How do urban heat islands impact human health?
Urban heat Islands (UHI) pose a serious threat to public health, particularly for children, the elderly, people with respiratory illnesses and those who work outdoors. Higher temperatures can increase the risk of heat-related illnesses such as heat stroke or heat stress and even death. Older adults who are stressed by heat during the day need to cool down and recover at night. But high nighttime temperatures make it more difficult to do so, and increase the risk of heat stroke. High temperatures also intensify air pollution in cities by creating smog, a dangerous pollutant that can make it difficult to breathe, which in turn triggers asthma attacks and spiking emergency room visits. This is particularly concerning because asthma is the most common chronic disease among children.
Get the Latest from American Forests
Stay up-to-date on our urban forestry work, reforestation projects, research and more.
Sign up for emails
People with lower incomes and people of color generally have higher incidences of pre-existing health conditions that make them more vulnerable to heat impacts. And lower-income neighborhoods and communities of color are, on average, much hotter than more affluent White communities. That’s largely due to systemic inequities and discriminatory policies and practices. What’s more, many families in these groups are among the 13 percent of U.S. households that do not have air conditioning.
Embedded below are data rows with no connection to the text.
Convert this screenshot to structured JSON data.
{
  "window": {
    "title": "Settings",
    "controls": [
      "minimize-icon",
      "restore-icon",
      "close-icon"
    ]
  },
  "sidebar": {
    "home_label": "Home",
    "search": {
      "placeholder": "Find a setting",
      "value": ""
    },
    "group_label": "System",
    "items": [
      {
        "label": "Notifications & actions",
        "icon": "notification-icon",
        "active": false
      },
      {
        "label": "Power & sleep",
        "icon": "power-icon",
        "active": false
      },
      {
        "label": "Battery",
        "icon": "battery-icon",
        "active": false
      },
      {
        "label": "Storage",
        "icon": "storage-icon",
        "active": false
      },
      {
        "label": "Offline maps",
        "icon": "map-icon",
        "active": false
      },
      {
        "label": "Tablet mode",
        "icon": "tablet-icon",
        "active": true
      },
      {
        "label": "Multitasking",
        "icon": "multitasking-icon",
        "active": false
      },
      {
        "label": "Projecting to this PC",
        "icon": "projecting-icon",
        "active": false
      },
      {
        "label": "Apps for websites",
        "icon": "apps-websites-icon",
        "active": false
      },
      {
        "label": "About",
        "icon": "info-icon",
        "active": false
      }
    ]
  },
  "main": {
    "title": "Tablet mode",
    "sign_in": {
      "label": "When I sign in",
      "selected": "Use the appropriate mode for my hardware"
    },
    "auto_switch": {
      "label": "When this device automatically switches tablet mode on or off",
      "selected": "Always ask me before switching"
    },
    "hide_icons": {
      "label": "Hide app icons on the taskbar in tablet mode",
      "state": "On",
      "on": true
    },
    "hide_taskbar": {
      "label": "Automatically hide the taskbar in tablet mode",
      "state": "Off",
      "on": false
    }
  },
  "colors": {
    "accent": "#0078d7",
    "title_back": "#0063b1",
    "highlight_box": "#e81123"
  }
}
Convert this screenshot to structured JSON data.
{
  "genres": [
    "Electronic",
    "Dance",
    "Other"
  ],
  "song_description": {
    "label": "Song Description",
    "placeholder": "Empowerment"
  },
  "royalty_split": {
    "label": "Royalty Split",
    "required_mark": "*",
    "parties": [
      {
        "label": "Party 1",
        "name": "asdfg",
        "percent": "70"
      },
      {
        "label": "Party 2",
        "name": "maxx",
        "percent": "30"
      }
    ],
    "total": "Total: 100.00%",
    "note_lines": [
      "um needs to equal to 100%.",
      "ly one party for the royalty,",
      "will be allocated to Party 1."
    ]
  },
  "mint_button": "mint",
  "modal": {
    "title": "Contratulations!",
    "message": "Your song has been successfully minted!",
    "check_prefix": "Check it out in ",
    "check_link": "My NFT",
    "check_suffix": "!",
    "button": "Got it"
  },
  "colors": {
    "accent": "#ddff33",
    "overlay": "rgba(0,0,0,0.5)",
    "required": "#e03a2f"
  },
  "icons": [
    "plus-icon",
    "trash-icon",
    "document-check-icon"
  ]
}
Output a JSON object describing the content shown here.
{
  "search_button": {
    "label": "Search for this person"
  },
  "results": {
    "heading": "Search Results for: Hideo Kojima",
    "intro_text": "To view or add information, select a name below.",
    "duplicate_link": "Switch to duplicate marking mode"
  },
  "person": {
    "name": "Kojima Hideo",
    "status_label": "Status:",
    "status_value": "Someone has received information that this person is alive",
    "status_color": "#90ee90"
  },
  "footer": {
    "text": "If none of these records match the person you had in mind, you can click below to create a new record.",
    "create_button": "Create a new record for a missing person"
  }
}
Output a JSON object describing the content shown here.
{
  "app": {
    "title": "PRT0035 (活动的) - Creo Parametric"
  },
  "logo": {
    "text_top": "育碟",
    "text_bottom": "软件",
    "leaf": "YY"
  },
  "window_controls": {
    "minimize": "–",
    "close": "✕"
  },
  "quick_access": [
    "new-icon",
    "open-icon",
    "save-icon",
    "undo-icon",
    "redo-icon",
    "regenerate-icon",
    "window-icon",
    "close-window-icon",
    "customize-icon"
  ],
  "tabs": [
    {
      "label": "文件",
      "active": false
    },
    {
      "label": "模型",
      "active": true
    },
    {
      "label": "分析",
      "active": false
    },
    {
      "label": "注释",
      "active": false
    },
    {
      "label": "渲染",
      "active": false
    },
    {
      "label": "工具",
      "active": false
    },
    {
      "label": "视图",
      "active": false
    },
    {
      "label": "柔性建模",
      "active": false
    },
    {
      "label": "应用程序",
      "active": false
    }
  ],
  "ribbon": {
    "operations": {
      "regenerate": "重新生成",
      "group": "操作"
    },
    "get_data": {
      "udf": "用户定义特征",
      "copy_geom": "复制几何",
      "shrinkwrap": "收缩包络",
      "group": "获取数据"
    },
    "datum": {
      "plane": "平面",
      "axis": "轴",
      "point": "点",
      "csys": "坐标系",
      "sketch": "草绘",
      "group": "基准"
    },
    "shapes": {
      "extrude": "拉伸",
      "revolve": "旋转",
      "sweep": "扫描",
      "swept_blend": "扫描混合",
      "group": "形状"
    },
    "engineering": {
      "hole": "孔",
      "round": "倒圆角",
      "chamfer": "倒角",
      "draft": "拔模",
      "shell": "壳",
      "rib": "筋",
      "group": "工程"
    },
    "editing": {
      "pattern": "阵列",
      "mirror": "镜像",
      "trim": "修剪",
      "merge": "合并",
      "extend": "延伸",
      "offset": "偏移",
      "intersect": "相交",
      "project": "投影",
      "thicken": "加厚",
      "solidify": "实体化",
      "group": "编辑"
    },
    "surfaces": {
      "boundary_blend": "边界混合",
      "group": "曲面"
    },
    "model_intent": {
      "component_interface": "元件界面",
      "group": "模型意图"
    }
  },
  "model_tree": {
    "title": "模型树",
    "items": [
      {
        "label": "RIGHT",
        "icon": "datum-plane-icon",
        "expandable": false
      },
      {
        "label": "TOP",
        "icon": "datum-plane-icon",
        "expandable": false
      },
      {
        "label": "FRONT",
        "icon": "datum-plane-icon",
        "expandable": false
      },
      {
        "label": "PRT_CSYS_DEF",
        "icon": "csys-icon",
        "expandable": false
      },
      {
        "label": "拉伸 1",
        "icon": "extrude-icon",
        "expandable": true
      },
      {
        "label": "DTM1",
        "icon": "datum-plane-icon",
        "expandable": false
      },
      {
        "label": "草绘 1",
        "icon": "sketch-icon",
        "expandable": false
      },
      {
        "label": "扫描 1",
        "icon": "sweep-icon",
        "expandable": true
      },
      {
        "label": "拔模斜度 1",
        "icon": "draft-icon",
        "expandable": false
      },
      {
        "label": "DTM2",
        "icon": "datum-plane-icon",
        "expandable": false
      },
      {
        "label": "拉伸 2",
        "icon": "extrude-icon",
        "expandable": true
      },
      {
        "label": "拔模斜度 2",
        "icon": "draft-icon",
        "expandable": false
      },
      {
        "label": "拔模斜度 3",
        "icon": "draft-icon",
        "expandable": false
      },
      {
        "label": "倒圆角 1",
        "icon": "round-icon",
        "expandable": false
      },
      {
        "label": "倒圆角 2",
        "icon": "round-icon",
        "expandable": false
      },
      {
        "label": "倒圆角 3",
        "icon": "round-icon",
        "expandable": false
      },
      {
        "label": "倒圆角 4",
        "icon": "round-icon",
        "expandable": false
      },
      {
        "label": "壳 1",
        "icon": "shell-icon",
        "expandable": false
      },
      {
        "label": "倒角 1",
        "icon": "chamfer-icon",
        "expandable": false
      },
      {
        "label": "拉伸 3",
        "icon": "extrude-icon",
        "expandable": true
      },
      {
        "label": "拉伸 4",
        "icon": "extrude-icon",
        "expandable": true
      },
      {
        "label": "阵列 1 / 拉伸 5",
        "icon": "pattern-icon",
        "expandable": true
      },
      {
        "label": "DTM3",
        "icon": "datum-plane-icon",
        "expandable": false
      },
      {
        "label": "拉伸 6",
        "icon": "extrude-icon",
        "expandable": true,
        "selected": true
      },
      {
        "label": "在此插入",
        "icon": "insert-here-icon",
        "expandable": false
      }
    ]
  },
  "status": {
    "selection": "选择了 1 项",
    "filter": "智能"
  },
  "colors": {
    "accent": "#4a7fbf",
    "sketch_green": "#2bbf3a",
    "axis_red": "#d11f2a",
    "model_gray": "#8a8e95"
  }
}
Still others cannot afford to fully operate their air conditioning systems.
How does climate change intensify the urban heat island effect?
Climate change is leading to higher temperatures and longer, more intense and more frequent heat waves. Cities will suffer even more during extreme heat events. Actions like planting and maintaining city trees and other vegetation can help keep cities cool. These actions can also help cities be more resilient to other climate change impacts like reducing flooding and improving air quality.
What role do trees play in mitigating urban heat islands and promoting health?
There are two main techniques that help reduce urban heat islands: using reflective materials on the surface of buildings and roads so they absorb less heat, and using trees and plants to cool the environment. Properly selected and planted trees provide shade to buildings and sidewalks, helping to reduce temperatures. Trees provide additional cooling through transpiration—a natural air cooling effect that occurs when trees release moisture into the air. This is especially beneficial in places where heat is trapped in concrete and asphalt surfaces. And because cool air naturally settles near the ground, temperatures directly under trees can be 20 to 45 degrees cooler than air temperatures in nearby unshaded areas. This is why trees are air conditioning for cities.
Trees also benefit urban areas by making it easier for us to breathe. Trees act as air filters, absorbing pollutant gases and filtering particulates from the air by trapping them on bark and leaves. Trees help filter the air not only to benefit people but also the earth’s ecosystems as a whole. Nationwide, city trees already prevent approximately 1,200 heat-related deaths and countless heat-related illnesses annually. This is particularly critical now, during COVID-19, which disproportionately affects people of color.
Combatting extreme heat amid the COVID-19 pandemic
As temperatures rise across America’s cities and the ongoing coronavirus pandemic strains physical and mental health, more people than ever are seeking refuge in parks. But not everyone is finding that refuge. A study conducted by the Trust for Public Land found that across 14,000 U.S. city neighborhoods, communities of color are more likely to be located near smaller asphalt-filled parks. These parks are also 5 times more crowded than parks serving majority white communities. This disparity in access to the kinds of parks that adequately reduce temperatures and provide cooling calls for a new approach to expanding urban forests and parks.
For these reasons, American Forests is committed to creating Tree Equity. By planting the right trees, the right way in the right place, we create healthier, climate-resilient communities for everyone. One way we do so is by participating in coalitions, such as the Extreme Heat Resilience Alliance, which is addressing the growing threat of extreme urban heat on vulnerable people worldwide.